Both the certification agencies and the phlebotomy training course may have individual requirements for you to meet, as well. For example, you might be required be one of the certification agencies to have a high school diploma (or something equivalent like a GED) and also CPR and AED certification. The phlebotomist certification agencies may have even more requirements before you can receive your certification. For example, you might need to take part in a lab, you may need to participate in an externship (if available), and you may need to document that you have successfully completed a number of blood draws performing both venipuncture (which is the method of drawing blood from a vein) and dermal puncture, also called skin pricking; these two are the most common phlebotomy procedures.

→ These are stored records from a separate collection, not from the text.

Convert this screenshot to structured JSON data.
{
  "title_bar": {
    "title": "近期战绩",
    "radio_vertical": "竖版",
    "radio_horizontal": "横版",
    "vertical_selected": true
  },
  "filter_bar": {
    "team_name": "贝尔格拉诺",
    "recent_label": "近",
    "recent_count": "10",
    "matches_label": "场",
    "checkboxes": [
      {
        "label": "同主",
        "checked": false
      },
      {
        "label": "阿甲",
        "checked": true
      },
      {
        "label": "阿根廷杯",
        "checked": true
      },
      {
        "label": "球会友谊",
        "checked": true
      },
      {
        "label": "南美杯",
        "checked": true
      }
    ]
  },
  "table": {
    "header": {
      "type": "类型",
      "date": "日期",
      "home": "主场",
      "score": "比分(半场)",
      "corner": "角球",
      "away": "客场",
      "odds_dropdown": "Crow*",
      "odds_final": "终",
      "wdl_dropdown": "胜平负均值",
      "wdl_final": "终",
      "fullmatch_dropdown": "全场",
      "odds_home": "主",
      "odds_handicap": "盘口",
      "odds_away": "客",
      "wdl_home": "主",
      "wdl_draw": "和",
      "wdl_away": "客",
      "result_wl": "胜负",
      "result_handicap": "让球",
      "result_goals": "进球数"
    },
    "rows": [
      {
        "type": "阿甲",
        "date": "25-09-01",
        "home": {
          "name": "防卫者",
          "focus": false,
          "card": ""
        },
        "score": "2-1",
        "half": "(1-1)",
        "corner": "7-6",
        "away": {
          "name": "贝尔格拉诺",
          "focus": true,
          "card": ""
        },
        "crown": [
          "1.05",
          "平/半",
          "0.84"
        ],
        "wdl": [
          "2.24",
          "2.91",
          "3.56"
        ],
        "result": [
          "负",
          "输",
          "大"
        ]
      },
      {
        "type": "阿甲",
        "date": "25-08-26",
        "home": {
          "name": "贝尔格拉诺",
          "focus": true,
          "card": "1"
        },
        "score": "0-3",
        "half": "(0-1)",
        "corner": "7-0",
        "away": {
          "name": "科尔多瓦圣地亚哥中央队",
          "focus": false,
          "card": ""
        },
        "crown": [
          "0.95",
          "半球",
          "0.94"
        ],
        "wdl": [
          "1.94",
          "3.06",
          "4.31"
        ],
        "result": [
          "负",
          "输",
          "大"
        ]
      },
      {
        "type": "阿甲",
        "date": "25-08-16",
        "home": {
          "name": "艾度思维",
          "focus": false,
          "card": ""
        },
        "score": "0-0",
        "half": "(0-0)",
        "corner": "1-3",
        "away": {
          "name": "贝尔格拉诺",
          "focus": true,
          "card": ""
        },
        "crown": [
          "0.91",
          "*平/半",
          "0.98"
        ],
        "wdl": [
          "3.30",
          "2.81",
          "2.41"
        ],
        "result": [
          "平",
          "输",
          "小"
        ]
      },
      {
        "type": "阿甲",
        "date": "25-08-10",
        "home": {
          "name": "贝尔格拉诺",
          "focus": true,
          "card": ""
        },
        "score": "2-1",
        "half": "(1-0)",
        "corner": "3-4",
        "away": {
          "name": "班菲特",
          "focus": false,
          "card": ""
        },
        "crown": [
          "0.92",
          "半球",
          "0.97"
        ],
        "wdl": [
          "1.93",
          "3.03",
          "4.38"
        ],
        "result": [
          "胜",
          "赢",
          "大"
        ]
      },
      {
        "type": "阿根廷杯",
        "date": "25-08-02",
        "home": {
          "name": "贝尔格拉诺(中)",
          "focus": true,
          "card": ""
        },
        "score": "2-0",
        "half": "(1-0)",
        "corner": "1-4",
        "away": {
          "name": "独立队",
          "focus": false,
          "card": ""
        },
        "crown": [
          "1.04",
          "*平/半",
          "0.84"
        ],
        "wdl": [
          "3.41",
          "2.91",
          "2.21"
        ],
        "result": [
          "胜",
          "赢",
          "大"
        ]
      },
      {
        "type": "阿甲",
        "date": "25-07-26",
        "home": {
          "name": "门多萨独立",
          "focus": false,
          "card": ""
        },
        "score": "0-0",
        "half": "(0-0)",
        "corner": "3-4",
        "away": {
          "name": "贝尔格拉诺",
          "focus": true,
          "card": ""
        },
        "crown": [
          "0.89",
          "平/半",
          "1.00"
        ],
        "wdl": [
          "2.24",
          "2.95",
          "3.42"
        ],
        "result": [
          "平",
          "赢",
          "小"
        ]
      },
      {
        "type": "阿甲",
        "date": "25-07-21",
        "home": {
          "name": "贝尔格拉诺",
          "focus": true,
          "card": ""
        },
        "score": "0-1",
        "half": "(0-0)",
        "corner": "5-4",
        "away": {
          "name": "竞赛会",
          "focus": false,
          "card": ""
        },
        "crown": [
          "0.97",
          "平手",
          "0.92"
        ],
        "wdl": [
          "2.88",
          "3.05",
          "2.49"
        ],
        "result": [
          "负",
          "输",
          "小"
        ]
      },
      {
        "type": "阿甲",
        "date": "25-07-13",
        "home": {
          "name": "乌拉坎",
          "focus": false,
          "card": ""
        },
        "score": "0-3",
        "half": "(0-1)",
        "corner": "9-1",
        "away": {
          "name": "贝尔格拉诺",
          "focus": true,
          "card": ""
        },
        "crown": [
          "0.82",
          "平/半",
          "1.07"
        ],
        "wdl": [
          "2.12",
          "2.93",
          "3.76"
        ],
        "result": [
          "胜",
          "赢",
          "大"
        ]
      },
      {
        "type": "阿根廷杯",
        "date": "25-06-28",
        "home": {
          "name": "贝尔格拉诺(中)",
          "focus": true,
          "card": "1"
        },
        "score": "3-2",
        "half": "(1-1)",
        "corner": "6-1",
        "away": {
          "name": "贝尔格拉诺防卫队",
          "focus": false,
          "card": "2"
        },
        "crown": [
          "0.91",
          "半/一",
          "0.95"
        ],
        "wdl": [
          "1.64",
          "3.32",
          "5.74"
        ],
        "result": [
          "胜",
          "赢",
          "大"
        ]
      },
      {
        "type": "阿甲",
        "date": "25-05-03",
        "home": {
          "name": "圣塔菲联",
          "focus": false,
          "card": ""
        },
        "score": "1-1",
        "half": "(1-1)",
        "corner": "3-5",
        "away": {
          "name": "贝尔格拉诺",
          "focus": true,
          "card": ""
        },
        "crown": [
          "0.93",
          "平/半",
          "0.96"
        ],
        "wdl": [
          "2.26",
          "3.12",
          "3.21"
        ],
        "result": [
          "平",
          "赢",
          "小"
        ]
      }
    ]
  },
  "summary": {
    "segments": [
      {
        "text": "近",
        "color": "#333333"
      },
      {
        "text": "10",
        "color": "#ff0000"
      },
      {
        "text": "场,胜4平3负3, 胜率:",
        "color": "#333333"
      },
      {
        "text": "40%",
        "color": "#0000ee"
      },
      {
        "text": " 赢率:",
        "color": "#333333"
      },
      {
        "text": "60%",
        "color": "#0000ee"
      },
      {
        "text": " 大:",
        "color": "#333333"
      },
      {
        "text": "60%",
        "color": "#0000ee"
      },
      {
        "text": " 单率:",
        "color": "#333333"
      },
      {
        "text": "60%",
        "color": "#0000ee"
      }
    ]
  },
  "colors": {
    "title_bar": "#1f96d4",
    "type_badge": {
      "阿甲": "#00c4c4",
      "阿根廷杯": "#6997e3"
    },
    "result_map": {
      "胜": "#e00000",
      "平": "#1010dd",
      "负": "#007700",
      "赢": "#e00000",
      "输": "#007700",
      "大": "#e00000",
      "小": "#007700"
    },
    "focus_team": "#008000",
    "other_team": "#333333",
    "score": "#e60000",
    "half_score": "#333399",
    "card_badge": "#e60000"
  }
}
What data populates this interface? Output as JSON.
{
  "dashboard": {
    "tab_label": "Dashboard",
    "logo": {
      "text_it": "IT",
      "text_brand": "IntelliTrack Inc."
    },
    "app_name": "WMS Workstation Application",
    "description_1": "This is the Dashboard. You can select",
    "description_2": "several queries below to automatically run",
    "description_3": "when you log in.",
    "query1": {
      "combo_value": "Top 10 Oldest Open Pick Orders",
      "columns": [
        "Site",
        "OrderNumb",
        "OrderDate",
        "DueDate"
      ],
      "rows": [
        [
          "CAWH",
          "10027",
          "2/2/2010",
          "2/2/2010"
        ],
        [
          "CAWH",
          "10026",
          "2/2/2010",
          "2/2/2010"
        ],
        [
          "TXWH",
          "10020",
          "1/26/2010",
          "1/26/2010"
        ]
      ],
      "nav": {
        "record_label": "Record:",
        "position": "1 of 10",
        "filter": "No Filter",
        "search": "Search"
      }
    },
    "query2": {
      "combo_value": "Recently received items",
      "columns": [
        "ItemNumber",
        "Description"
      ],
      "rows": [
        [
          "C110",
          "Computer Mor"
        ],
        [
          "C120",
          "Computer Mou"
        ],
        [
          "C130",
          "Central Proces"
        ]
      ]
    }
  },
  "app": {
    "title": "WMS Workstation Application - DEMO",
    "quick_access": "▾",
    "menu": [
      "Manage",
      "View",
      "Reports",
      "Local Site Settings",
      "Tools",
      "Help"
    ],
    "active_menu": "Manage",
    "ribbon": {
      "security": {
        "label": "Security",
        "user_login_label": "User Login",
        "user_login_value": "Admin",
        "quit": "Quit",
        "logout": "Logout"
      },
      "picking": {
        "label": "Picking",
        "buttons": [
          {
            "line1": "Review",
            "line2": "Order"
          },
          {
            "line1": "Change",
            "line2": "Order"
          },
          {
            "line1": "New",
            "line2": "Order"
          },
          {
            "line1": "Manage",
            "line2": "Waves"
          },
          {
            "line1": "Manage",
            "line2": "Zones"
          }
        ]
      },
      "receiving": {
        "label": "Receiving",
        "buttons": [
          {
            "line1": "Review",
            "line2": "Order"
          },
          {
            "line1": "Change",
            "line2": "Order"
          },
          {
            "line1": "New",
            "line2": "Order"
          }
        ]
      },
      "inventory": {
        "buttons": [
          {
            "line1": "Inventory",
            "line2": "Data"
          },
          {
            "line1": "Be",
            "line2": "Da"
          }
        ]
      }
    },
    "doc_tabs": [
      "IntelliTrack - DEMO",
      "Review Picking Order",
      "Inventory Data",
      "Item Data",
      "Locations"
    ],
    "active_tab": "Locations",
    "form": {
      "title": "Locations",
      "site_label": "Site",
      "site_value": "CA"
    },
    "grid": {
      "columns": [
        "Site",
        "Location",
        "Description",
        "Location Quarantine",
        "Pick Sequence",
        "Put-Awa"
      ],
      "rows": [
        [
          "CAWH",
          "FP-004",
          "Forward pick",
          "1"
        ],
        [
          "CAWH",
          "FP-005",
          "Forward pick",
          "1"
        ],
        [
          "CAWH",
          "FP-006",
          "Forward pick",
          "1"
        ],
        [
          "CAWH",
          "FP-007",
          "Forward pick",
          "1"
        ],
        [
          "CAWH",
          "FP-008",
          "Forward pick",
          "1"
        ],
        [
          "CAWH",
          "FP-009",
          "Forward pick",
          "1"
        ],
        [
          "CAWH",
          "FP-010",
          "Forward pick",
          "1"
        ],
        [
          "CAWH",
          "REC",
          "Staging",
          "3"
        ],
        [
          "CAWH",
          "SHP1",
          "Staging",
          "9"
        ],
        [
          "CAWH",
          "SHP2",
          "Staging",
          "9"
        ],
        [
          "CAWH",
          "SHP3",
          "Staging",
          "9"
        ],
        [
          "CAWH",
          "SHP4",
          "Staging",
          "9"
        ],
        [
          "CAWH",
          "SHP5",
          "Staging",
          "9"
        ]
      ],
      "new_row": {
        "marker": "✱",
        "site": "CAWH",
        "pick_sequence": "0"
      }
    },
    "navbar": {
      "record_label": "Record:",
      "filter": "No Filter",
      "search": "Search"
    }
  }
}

A written exam may be included as part of phlebotomist certification requirements. Various requirements may be different from one agency to another, and again, you may want to check with the agency that you might want to be certified from in order to get more information about what their requirements are so that you can choose a course accordingly.

If you have worked as a registered nurse (RN), emergency medical technician (EMT), or another job in the medical setting, and have drawn blood as part of the job duties, you may be eligible to get nationally certified as a phlebotomist without needing to meet all the requirements for someone who has no job-related experience drawing blood. Again, you should check with the certification agency you might want to be certified from to see if they have any programs that allow you to jump ahead in the certification process and to find out if you are qualified for a program like that.

Colleges & Schools Near Omaha

Below is a list of different schools that might have phlebotomy training courses in or near Omaha, Nebraska.

Nebraska Methodist College
720 N 87th St, Omaha, NE 68114
(402) 354-7000

Metropolitan Community College
5300 North 30th Street, Omaha, NE 68111
(402) 457-2400

Southeast Community College
8800 O Street, Lincoln, NE 68520
(402) 471-3333

Western Nebraska Community College
1601 East 27th Street, Scottsbluff, NE 69361
(308) 635-3606

Central Community College
4500 63rd Street, Columbus, NE 68601
(402) 564-7132

Northeast Nebraska Community College
801 East Benjamin Avenue, Norfolk, NE 68701
(402) 371-2020

Midland University
900 North Clarkson Street, Fremont, NE 68025
(800) 642-8382

Mid-Plains Community College
601 West State Farm Road, North Platte, NE 69101
(308) 535-3701